- _STORED DATA_:
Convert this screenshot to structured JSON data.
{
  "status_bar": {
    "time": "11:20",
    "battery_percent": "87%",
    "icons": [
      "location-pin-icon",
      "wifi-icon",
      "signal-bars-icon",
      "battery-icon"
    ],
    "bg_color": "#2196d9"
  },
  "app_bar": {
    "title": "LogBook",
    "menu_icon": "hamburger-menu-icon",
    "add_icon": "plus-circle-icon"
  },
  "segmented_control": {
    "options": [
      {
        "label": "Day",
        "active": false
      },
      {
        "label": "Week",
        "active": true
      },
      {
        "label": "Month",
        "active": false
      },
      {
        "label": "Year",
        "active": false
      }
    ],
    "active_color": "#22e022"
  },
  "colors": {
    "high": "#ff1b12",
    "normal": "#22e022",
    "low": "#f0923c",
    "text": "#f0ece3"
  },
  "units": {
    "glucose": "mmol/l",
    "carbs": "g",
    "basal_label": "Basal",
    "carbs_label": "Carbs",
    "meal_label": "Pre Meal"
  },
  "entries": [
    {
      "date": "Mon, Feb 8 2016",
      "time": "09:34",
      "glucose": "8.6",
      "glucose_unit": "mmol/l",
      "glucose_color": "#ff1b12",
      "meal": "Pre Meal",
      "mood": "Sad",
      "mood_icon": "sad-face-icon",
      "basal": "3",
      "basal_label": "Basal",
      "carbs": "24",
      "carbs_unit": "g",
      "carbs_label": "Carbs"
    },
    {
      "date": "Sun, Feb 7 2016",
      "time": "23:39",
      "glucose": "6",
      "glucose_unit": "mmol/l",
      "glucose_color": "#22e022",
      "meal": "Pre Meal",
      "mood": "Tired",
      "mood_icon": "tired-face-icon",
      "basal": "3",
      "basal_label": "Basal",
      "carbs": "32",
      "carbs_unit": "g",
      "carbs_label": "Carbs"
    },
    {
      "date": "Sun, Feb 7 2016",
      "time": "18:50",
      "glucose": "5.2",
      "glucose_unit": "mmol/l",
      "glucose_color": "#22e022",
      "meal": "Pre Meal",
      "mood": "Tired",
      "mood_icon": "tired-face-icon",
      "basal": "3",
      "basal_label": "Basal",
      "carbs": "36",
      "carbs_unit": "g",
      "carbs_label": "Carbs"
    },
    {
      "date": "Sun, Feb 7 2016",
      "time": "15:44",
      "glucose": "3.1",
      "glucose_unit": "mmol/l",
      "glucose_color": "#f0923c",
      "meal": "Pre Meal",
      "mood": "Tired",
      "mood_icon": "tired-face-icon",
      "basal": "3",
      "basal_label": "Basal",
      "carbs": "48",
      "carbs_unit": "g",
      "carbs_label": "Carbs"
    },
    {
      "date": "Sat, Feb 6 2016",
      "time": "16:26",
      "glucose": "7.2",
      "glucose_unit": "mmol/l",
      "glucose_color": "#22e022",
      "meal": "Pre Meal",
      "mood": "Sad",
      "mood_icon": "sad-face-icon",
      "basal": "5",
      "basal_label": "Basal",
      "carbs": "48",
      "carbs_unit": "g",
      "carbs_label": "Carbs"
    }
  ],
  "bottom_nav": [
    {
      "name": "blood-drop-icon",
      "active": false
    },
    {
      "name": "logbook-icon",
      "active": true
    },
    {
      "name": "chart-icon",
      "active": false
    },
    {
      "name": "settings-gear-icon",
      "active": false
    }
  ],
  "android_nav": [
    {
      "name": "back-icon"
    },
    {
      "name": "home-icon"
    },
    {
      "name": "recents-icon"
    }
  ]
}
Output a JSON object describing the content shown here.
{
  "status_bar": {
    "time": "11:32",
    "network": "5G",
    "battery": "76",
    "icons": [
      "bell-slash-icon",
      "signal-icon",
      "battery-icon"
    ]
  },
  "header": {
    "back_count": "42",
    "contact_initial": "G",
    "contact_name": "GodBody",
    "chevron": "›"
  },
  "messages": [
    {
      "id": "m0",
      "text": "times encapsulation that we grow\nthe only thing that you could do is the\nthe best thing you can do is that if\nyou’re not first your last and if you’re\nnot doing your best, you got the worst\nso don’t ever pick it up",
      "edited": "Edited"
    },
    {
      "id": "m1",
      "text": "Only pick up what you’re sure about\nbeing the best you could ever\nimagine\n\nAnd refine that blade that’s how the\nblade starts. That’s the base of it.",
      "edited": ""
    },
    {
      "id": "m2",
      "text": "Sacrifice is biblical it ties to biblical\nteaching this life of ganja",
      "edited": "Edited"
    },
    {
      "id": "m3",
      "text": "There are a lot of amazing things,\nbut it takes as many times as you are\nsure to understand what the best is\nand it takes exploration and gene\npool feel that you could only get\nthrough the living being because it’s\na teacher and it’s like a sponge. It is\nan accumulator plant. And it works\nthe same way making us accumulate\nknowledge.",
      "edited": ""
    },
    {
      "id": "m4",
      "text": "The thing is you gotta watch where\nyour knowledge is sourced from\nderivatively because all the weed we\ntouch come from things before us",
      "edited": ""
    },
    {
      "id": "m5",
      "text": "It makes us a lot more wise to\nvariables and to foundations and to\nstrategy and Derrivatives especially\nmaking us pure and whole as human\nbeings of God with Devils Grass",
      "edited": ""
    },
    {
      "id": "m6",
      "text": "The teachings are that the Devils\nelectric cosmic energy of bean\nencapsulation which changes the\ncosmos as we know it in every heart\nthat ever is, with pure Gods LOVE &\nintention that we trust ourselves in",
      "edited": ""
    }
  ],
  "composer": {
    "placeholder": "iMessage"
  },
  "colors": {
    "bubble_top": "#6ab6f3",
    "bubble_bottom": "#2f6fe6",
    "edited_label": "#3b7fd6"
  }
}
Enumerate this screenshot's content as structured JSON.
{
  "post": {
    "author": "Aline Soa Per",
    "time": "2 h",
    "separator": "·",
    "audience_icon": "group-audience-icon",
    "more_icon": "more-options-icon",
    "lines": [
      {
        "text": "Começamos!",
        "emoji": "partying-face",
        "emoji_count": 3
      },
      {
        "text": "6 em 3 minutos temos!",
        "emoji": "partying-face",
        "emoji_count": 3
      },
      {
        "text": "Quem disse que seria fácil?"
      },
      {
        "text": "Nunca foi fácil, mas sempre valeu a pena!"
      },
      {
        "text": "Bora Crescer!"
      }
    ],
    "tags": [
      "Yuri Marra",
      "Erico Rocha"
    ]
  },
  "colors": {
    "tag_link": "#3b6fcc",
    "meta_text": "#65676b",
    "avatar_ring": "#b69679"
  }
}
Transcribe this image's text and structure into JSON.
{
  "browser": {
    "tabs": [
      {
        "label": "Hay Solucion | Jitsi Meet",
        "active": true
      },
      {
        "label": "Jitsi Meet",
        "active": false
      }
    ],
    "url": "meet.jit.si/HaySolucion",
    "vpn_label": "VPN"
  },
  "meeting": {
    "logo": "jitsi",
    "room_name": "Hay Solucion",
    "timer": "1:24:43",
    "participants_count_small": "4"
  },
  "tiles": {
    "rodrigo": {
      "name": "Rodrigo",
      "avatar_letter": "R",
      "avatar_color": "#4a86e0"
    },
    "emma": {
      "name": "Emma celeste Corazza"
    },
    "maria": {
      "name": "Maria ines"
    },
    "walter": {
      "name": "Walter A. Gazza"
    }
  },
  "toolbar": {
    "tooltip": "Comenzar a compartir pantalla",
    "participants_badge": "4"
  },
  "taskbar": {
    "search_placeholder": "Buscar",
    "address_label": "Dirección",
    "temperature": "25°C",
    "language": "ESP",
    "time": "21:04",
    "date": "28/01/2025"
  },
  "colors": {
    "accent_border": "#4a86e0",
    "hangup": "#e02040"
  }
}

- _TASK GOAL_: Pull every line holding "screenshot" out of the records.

- _RESPONSE BELOW_:
Convert this screenshot to structured JSON data.
Enumerate this screenshot's content as structured JSON.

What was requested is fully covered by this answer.